Singapore has been gradually reopening its borders after shifting from a COVID-zero strategy that was centered around stamping out infections. The country, one of Asia’s most-important financial hubs, now aims to treat the disease as endemic, considering 83 percent of its population is fully inoculated and most people who are getting infected aren’t falling seriously ill. The vast majority have little or no symptoms.
While all nations navigate their own domestic situations, Singapore intends to “maintain the conversation and the discussion, because we are ready, we have a template of sorts in the VTLs we have established and will be prepared to work with our partners, including in Australia, to see how we can implement some of these as part of an initial set of moves,” Iswaran said, referring to so-called vaccinated travel lanes.
READ MORE: Australia to ease international border curbs from November
South Korea reported 1,297 more cases of COVID-19 as of midnight Sunday compared to 24 hours ago, raising the total number of infections to 332,816.
The daily caseload was down from 1,594 in the previous day, but it has hovered above 1,000 for 97 straight days since July 7. The daily average tally for the past week was 1,864.
Thirteen cases were imported from overseas, lifting the combined figure to 14,724.
Eight more deaths were confirmed, leaving the death toll at 2,583. The total fatality rate stood at 0.78 percent.
The Philippines' Department of Health (DOH) reported 8,292 new COVID-19 infections on Monday, pushing the number of confirmed cases in the Southeast Asian country to 2,674,814.
The DOH also reported that 36 more people died from COVID-19 complications, bringing the country's death toll to 39,660.
Monday's caseload is the lowest since Aug 5.
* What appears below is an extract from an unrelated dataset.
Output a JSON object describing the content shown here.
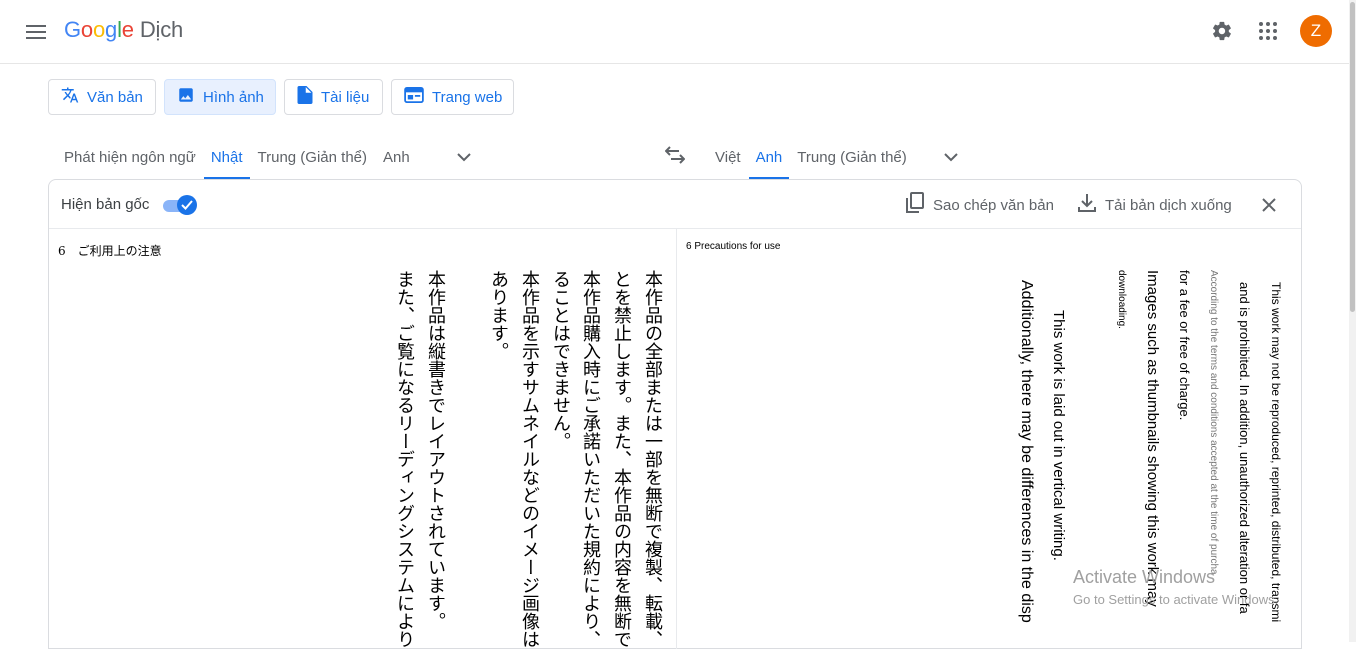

Presidential spokesperson Harry Roque said that the COVID-19 situation in the economic hub Metro Manila has improved and floated the possibility of easing the restrictions to allow more businesses to open and more people to work.
More than 112 million COVID-19 vaccine doses have been administered in Turkey as of Monday, according to the country's health ministry.
Over 46.3 million people, or 55.7 percent of the country's 83 million population, have taken received their second shot, the ministry said.
Currently, 70 percent of citizens aged 18 and above in Istanbul have received two vaccine doses.